Records for processing Block Start

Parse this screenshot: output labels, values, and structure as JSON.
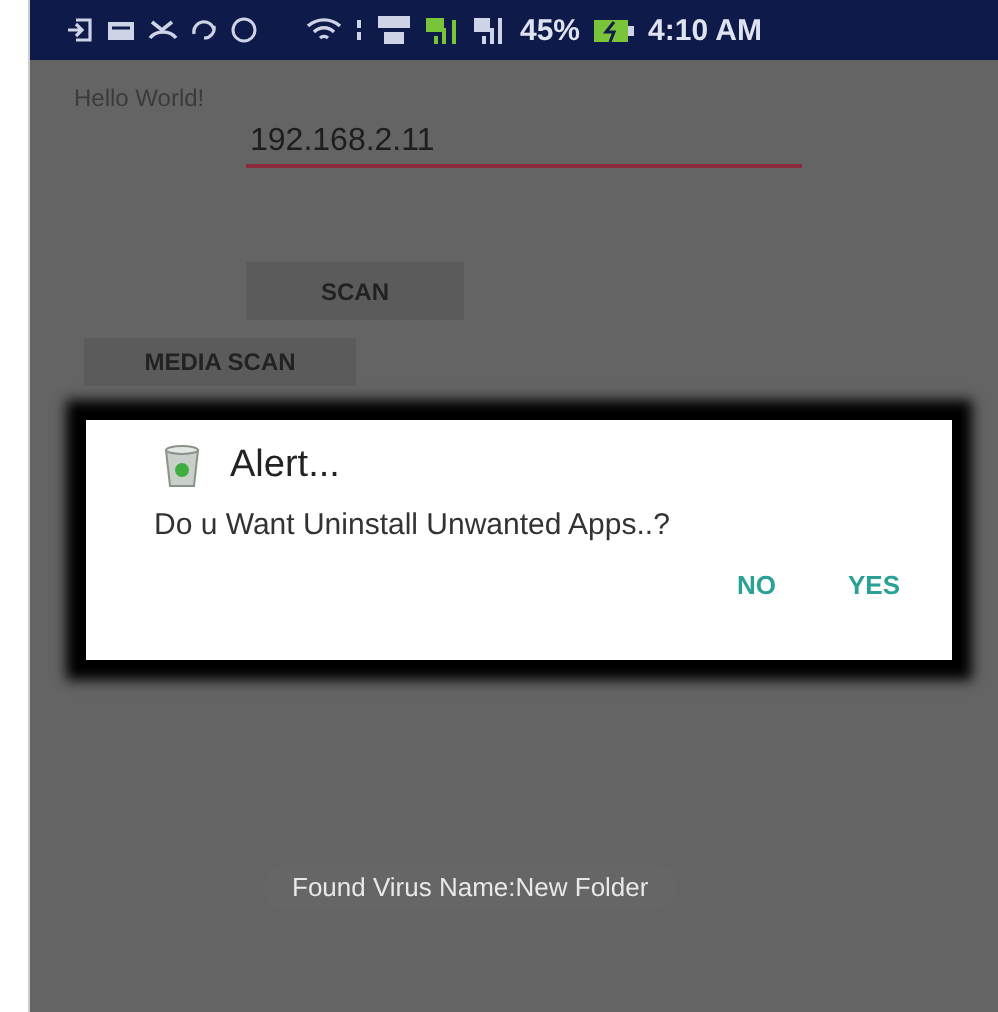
{
  "status_bar": {
    "battery": "45%",
    "time": "4:10 AM"
  },
  "app": {
    "label": "Hello World!",
    "ip_field": {
      "value": "192.168.2.11"
    },
    "buttons": [
      "SCAN",
      "MEDIA SCAN"
    ]
  },
  "dialog": {
    "title": "Alert...",
    "message": "Do u Want Uninstall Unwanted Apps..?",
    "buttons": [
      "NO",
      "YES"
    ]
  },
  "toast": "Found Virus Name:New Folder"
}
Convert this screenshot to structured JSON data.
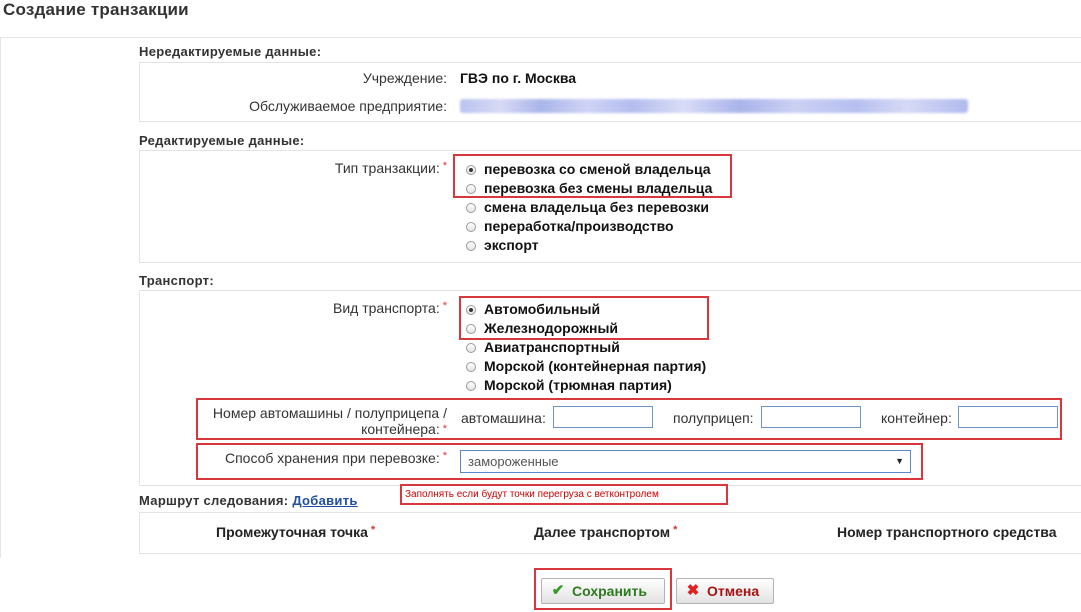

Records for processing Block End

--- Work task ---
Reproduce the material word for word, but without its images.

--- Result ---
Parse this screenshot: output labels, values, and structure as JSON.
{
  "status_bar": {
    "battery": "45%",
    "time": "4:10 AM"
  },
  "app": {
    "label": "Hello World!",
    "ip_field": {
      "value": "192.168.2.11"
    },
    "buttons": [
      "SCAN",
      "MEDIA SCAN"
    ]
  },
  "dialog": {
    "title": "Alert...",
    "message": "Do u Want Uninstall Unwanted Apps..?",
    "buttons": [
      "NO",
      "YES"
    ]
  },
  "toast": "Found Virus Name:New Folder"
}
Convert this screenshot to structured JSON data.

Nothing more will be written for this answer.